-- The task --
Copy out each line of the listing below in which the string "name" occurs.

Data for review section start

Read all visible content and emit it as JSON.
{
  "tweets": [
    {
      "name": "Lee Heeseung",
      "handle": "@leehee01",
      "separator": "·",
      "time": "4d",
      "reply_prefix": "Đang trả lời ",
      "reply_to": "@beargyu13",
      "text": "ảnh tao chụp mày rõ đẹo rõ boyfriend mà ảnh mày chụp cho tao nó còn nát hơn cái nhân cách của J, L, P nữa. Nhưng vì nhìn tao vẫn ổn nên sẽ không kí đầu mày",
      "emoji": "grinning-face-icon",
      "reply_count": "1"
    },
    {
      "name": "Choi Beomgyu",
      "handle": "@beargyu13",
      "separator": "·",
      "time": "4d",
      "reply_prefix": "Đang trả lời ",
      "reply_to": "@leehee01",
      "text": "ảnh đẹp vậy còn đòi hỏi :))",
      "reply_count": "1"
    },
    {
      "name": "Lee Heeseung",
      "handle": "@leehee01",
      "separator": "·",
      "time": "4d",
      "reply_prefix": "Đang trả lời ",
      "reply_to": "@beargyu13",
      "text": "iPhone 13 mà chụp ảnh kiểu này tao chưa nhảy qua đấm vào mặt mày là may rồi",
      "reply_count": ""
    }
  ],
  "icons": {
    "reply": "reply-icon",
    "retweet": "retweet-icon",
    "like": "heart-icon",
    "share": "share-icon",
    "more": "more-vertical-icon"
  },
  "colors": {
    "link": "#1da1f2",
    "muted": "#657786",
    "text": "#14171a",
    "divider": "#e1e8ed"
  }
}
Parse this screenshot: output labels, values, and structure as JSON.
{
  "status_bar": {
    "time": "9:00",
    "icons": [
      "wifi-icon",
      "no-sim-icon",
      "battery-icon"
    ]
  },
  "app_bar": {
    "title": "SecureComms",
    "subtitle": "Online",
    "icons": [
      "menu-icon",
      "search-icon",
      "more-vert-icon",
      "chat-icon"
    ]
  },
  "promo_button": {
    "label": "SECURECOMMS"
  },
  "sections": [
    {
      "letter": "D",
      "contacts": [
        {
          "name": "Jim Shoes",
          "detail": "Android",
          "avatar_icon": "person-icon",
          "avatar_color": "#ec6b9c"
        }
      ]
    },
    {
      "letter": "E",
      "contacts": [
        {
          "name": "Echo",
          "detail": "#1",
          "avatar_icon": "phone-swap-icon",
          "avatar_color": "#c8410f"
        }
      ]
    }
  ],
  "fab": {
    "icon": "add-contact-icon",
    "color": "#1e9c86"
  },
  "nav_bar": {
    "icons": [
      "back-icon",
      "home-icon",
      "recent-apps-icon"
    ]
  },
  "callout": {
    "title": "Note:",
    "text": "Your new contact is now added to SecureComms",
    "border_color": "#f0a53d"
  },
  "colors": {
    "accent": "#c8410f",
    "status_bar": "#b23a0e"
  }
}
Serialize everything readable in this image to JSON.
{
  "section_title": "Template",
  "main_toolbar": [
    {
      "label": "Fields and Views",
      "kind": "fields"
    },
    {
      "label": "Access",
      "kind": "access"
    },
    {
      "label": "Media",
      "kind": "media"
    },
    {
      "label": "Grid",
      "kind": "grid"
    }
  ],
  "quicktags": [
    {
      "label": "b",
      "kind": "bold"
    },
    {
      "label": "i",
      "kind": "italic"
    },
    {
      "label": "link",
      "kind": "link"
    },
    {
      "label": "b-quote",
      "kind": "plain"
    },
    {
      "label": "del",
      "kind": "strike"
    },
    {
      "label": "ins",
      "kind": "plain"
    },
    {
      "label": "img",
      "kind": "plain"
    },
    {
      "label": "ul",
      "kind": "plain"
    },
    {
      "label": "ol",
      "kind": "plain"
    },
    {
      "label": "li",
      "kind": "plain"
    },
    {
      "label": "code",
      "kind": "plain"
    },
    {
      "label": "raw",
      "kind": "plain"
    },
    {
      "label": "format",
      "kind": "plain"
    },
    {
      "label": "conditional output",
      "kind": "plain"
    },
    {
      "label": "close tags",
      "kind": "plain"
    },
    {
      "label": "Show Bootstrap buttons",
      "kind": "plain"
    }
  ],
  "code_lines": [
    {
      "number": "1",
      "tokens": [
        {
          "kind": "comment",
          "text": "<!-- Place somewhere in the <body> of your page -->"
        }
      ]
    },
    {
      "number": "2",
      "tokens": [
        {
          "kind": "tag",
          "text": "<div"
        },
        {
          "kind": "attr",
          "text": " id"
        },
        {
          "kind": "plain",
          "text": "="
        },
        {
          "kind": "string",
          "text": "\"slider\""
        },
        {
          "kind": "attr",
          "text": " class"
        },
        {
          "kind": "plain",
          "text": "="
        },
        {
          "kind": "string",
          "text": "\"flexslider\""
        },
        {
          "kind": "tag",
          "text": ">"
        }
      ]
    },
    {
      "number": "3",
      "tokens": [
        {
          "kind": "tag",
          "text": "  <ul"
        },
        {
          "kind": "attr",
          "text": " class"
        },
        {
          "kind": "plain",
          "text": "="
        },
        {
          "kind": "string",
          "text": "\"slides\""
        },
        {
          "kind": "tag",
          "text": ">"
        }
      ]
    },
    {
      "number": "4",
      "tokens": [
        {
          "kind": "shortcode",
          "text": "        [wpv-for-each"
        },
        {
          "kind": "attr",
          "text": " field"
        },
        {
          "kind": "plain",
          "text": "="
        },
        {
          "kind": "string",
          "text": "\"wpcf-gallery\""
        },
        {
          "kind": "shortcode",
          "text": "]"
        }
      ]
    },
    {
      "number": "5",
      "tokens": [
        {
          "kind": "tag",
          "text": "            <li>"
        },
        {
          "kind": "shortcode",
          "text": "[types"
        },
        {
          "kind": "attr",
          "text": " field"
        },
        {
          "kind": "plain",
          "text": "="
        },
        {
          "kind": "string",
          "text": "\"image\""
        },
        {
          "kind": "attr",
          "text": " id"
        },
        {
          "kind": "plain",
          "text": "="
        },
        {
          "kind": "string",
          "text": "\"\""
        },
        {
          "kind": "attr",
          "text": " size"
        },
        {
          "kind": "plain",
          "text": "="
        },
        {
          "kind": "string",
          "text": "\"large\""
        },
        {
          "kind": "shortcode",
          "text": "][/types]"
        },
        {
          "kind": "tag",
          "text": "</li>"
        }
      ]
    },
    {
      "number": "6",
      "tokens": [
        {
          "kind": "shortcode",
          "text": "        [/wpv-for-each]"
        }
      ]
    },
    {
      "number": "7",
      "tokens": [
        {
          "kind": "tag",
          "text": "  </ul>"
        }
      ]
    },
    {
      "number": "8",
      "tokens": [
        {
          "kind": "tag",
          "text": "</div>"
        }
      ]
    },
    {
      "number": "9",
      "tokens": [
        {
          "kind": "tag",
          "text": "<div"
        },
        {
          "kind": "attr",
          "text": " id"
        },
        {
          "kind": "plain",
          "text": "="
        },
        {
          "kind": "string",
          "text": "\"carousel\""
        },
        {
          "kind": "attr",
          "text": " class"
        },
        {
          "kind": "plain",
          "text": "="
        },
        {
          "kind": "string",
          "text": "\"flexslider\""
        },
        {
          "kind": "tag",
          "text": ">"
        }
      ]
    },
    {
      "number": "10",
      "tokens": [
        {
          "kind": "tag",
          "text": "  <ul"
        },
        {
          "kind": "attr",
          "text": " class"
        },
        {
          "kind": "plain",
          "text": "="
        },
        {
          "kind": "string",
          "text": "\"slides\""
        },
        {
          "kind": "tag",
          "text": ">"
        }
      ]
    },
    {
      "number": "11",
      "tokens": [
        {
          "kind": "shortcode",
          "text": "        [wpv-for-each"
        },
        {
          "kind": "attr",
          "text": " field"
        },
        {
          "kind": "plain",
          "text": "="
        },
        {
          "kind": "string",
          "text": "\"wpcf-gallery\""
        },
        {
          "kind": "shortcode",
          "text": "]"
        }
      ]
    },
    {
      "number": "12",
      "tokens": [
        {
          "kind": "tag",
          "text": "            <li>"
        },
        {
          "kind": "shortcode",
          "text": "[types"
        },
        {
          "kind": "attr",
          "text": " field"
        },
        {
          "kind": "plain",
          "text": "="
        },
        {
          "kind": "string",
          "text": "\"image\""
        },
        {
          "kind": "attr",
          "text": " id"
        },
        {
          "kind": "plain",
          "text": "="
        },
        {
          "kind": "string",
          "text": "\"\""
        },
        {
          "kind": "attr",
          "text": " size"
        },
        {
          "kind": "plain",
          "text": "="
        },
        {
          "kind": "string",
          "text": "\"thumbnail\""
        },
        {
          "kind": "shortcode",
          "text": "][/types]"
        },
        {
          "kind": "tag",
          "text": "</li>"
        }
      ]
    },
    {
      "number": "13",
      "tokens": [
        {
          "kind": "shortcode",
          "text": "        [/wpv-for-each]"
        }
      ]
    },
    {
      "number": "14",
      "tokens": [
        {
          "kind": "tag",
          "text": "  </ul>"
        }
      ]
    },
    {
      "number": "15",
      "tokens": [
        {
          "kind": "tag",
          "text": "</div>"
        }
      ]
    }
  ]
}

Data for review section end

-- Written reply --
      "name": "Lee Heeseung",
      "name": "Choi Beomgyu",
      "name": "Lee Heeseung",
          "name": "Jim Shoes",
          "name": "Echo",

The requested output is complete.